(Page and application data records)
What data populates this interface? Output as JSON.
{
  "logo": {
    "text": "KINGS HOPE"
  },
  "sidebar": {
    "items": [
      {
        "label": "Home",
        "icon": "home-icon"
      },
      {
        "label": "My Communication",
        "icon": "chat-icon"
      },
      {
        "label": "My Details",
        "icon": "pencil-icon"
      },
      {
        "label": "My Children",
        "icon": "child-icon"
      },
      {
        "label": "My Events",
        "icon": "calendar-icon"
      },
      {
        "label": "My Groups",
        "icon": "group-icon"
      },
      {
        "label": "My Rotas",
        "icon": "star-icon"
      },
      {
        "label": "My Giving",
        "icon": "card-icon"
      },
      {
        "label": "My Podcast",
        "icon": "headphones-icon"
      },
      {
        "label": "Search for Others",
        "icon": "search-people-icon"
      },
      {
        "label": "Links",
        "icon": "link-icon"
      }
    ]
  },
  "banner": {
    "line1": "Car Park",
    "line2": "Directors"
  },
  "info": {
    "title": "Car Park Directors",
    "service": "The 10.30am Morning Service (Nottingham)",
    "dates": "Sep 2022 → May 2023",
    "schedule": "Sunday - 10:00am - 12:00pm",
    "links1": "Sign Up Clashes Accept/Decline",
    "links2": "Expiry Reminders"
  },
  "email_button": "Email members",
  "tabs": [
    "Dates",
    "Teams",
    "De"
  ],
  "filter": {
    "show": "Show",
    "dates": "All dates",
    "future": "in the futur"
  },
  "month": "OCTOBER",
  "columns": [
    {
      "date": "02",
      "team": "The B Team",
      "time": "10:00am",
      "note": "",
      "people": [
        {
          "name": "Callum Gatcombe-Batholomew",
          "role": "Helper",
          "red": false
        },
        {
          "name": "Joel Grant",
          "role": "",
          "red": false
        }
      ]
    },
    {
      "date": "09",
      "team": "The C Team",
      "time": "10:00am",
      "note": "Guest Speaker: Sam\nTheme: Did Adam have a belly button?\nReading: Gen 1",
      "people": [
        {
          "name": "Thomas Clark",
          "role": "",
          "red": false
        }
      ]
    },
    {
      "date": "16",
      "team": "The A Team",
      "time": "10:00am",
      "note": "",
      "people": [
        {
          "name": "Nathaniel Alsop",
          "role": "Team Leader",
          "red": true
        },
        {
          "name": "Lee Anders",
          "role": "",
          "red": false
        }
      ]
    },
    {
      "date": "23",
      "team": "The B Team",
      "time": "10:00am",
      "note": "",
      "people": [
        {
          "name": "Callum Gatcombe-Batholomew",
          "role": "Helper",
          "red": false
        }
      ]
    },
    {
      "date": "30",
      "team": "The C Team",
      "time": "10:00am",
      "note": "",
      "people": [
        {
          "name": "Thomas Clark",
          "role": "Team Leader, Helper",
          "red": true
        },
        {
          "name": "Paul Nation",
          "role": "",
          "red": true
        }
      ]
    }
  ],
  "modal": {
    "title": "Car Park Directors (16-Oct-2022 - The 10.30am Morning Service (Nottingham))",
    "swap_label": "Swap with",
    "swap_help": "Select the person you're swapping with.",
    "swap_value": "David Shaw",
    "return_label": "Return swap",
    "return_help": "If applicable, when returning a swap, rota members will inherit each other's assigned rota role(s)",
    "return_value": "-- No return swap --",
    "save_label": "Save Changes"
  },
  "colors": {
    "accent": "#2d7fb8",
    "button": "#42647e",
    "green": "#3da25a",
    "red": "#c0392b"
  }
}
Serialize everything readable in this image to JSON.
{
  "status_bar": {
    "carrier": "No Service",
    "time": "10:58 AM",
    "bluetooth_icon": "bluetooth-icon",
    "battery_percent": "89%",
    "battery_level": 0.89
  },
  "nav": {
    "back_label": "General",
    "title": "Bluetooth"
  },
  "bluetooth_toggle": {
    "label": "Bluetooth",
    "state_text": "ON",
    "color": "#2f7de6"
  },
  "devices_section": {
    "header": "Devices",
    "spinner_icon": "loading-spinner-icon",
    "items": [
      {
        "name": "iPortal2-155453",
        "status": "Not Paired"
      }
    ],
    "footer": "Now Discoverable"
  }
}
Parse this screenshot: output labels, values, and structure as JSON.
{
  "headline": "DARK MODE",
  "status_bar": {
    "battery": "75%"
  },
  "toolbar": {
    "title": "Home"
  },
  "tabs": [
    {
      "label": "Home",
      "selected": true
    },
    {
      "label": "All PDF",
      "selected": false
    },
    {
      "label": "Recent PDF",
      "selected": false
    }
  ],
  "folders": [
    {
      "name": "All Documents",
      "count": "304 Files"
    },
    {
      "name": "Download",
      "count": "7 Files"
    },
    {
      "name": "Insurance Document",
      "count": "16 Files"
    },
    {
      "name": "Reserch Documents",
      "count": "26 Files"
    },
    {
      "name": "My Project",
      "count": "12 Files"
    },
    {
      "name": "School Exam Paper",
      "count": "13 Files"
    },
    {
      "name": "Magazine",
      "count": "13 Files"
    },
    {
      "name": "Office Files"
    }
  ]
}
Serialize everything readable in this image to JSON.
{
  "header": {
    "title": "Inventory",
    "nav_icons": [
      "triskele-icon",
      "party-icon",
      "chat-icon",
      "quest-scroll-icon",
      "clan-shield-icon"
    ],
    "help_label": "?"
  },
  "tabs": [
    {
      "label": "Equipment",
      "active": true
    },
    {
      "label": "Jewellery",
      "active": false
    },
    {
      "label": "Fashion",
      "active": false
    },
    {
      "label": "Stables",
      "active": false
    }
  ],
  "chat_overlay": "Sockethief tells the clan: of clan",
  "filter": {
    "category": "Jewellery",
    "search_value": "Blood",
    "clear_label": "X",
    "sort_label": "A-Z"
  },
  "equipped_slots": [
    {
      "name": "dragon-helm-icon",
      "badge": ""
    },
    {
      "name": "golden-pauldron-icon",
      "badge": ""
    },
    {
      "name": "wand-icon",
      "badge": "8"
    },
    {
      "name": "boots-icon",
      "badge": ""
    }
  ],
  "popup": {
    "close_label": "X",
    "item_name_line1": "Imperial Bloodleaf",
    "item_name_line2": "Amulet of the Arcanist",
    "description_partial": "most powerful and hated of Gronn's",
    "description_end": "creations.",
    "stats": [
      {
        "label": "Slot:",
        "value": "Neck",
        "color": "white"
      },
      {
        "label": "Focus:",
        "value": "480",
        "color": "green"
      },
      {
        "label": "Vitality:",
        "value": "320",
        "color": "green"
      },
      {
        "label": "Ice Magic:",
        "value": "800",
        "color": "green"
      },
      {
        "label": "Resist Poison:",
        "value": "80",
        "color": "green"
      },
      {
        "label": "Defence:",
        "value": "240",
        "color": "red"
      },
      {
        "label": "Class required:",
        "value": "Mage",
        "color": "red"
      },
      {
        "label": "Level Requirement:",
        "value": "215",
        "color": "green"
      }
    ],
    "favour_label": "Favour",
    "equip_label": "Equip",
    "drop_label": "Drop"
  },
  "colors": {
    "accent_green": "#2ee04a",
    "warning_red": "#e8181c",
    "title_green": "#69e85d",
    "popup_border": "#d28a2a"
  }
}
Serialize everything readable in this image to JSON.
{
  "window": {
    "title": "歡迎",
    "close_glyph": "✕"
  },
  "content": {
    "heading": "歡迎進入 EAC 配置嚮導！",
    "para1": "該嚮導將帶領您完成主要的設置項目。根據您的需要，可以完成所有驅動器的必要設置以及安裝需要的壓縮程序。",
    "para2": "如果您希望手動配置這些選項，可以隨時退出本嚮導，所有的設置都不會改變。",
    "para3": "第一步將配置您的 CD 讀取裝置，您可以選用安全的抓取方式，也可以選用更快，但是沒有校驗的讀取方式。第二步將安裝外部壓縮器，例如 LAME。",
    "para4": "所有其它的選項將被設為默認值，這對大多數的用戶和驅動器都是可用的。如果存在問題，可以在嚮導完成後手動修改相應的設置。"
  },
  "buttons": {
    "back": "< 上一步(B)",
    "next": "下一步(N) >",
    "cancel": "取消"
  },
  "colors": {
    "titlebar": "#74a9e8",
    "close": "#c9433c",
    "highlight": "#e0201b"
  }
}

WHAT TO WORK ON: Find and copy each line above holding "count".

EXERCISE SOLUTION:
      "count": "304 Files"
      "count": "7 Files"
      "count": "16 Files"
      "count": "26 Files"
      "count": "12 Files"
      "count": "13 Files"
      "count": "13 Files"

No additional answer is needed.